Items from a dataset
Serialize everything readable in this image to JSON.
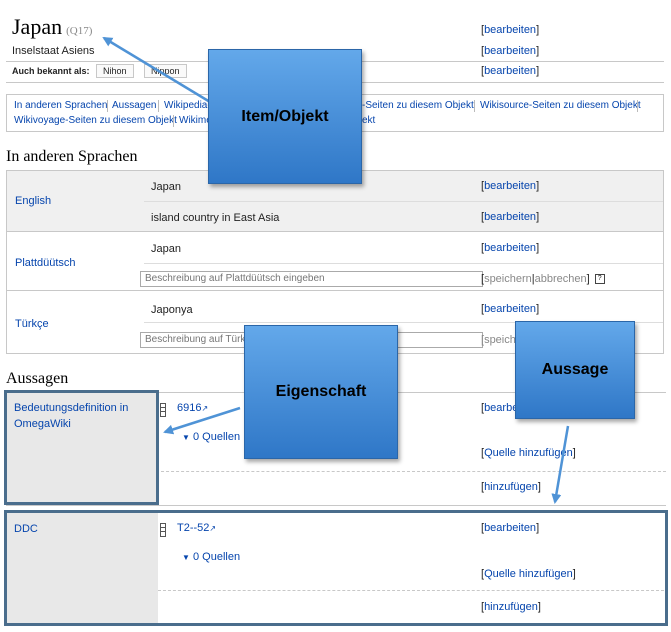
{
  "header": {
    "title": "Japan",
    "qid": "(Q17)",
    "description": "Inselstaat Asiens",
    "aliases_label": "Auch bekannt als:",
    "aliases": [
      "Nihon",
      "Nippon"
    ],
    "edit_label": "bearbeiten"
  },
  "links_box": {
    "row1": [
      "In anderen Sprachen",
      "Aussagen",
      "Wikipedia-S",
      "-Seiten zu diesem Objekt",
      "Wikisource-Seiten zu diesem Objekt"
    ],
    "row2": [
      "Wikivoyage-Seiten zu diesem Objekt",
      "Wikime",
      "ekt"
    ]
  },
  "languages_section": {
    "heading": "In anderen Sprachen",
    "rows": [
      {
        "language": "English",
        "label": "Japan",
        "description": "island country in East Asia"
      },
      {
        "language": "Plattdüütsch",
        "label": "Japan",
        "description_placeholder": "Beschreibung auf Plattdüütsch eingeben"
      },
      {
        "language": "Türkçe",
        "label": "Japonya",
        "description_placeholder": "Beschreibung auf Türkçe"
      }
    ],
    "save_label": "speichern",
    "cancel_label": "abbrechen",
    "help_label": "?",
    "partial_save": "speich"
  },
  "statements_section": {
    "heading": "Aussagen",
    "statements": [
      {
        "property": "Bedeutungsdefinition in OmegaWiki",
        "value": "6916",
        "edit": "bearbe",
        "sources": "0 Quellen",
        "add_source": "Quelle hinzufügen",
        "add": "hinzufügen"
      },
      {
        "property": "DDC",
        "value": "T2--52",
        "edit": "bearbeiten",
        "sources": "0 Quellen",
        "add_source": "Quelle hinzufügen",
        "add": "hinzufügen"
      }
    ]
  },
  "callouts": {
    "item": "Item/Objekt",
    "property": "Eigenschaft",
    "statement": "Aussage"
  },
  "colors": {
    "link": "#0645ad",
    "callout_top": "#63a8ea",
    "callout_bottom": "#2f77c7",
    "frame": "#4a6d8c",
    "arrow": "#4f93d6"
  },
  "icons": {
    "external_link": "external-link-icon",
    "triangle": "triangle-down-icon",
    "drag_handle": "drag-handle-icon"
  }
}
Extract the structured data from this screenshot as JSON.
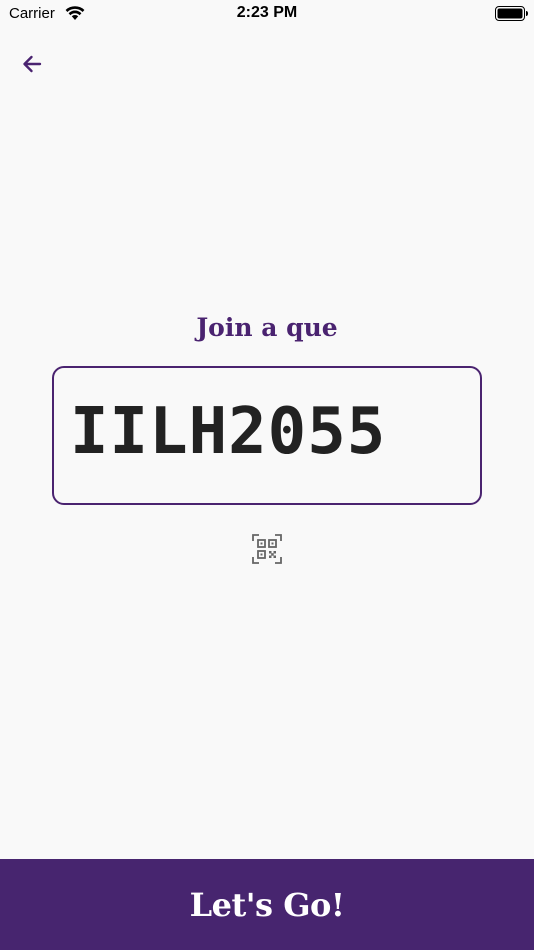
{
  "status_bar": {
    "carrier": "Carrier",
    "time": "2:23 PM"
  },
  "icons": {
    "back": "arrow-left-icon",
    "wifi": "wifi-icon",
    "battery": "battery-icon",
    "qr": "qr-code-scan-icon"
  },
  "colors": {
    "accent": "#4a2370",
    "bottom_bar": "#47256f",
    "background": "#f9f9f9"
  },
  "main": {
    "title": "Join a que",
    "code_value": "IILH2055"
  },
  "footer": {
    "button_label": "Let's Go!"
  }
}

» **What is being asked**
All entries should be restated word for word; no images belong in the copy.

» **Response to this exercise**
Serialize everything readable in this image to JSON.
{
  "header": {
    "title": "Japan",
    "qid": "(Q17)",
    "description": "Inselstaat Asiens",
    "aliases_label": "Auch bekannt als:",
    "aliases": [
      "Nihon",
      "Nippon"
    ],
    "edit_label": "bearbeiten"
  },
  "links_box": {
    "row1": [
      "In anderen Sprachen",
      "Aussagen",
      "Wikipedia-S",
      "-Seiten zu diesem Objekt",
      "Wikisource-Seiten zu diesem Objekt"
    ],
    "row2": [
      "Wikivoyage-Seiten zu diesem Objekt",
      "Wikime",
      "ekt"
    ]
  },
  "languages_section": {
    "heading": "In anderen Sprachen",
    "rows": [
      {
        "language": "English",
        "label": "Japan",
        "description": "island country in East Asia"
      },
      {
        "language": "Plattdüütsch",
        "label": "Japan",
        "description_placeholder": "Beschreibung auf Plattdüütsch eingeben"
      },
      {
        "language": "Türkçe",
        "label": "Japonya",
        "description_placeholder": "Beschreibung auf Türkçe"
      }
    ],
    "save_label": "speichern",
    "cancel_label": "abbrechen",
    "help_label": "?",
    "partial_save": "speich"
  },
  "statements_section": {
    "heading": "Aussagen",
    "statements": [
      {
        "property": "Bedeutungsdefinition in OmegaWiki",
        "value": "6916",
        "edit": "bearbe",
        "sources": "0 Quellen",
        "add_source": "Quelle hinzufügen",
        "add": "hinzufügen"
      },
      {
        "property": "DDC",
        "value": "T2--52",
        "edit": "bearbeiten",
        "sources": "0 Quellen",
        "add_source": "Quelle hinzufügen",
        "add": "hinzufügen"
      }
    ]
  },
  "callouts": {
    "item": "Item/Objekt",
    "property": "Eigenschaft",
    "statement": "Aussage"
  },
  "colors": {
    "link": "#0645ad",
    "callout_top": "#63a8ea",
    "callout_bottom": "#2f77c7",
    "frame": "#4a6d8c",
    "arrow": "#4f93d6"
  },
  "icons": {
    "external_link": "external-link-icon",
    "triangle": "triangle-down-icon",
    "drag_handle": "drag-handle-icon"
  }
}
Extract the structured data from this screenshot as JSON.
{
  "status_bar": {
    "carrier": "Carrier",
    "time": "2:23 PM"
  },
  "icons": {
    "back": "arrow-left-icon",
    "wifi": "wifi-icon",
    "battery": "battery-icon",
    "qr": "qr-code-scan-icon"
  },
  "colors": {
    "accent": "#4a2370",
    "bottom_bar": "#47256f",
    "background": "#f9f9f9"
  },
  "main": {
    "title": "Join a que",
    "code_value": "IILH2055"
  },
  "footer": {
    "button_label": "Let's Go!"
  }
}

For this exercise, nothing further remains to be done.